It was just a couple of years ago that the Shark-Free Marina Initiative (SFMI) was launched as a way to contribute to shark conservation by getting marinas to prohibit the landing of sharks. A shark-free marina would not allow sport fishermen to bring in caught sharks for landing, weighing, trophy picture-taking - you name it; no sharks allowed. In addition, marinas were encouraged to promote catch-and-release techniques involving the use of specialized fishing tackle that was less injurious to the sharks.
While in its infancy, I was pleased and honored to produce their first promotional video featuring SFMI director Luke Tipple. SFMI has continue to grow, adding participating shark-free marinas from Florida to California, from the Caribbean to the South Pacific. For 2011, Florida - one of the biggest sportfishing capitols in the world - is the focus of a concerted campaign to register marinas as shark-free.

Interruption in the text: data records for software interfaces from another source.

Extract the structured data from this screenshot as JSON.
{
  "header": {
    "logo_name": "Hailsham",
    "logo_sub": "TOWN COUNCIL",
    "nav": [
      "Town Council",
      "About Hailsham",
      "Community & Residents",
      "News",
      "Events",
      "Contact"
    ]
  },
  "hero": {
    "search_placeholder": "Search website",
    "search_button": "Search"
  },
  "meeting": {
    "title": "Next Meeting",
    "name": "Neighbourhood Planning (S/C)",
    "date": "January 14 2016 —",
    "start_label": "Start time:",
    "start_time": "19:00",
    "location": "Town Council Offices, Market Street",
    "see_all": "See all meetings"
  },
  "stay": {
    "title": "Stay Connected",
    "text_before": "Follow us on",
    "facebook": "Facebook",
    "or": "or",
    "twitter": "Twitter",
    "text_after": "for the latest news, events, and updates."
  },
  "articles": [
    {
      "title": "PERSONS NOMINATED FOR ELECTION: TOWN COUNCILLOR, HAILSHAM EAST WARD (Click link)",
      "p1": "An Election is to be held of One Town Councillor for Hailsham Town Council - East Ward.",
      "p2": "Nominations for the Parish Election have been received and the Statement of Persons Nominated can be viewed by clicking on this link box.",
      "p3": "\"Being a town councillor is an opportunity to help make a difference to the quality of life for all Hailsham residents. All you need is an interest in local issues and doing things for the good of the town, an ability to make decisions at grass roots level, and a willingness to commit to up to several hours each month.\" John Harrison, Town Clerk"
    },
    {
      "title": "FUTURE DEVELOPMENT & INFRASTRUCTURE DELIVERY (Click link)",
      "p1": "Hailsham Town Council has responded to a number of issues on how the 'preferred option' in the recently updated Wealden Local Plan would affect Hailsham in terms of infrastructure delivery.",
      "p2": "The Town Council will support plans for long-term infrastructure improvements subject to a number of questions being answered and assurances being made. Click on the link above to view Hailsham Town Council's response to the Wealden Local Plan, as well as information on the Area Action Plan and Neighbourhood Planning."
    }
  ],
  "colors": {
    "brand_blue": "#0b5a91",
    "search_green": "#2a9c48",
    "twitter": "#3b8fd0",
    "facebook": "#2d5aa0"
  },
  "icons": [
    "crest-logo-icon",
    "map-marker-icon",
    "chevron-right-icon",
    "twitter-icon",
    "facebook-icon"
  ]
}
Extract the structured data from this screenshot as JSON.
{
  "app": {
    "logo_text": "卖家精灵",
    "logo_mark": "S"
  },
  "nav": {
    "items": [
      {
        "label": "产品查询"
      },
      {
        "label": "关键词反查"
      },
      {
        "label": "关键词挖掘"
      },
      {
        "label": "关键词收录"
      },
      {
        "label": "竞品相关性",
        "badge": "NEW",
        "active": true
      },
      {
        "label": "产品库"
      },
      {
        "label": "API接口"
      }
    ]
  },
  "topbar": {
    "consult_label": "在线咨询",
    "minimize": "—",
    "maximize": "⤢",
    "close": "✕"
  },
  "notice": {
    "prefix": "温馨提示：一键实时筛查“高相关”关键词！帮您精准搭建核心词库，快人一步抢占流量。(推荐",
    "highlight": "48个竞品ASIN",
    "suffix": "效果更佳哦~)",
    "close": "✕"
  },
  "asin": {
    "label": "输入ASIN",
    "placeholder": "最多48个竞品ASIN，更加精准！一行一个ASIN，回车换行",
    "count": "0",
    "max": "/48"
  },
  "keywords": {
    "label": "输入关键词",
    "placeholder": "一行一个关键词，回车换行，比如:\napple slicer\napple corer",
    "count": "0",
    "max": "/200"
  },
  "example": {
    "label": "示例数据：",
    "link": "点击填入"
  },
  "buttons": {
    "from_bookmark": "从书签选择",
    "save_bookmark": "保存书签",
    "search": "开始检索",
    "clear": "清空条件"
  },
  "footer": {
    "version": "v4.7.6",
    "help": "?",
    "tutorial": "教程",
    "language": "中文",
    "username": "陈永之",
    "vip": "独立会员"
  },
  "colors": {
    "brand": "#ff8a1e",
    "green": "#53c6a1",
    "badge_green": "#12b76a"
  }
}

The Shark-Free Marina Initiative is now supported by both The Humane Society of the United States and The Guy Harvey Ocean Foundation and is backed up by an impressive list of shark researchers and conservation advocates. Currently, there are two designations to which a marina may subscribe: a Shark-Free Marina - which abides by a strict, no-take policy, and a Shark-Friendly Marina or Business - which discourages the intentional killing of sharks and promotes protection and conservation. The second designation was in response to marinas and businesses who wished to participate but were restricted, by either corporate policy or state law, from denying fishermen the right to bring in a shark that was legally caught. (So, let's get to work on those laws!)
The Shark-Free Marina Initiative also has the support of celebrities, as can be seen in this new PSA.
Check out the Shark-Free Marina Initiative's website and if you have a local marina that you think should get involved, talk to the marina's management or contact SFMI directly and they will approach the marina with an opportunity to preserve an important ocean species without impinging on the sportfisherman's past time.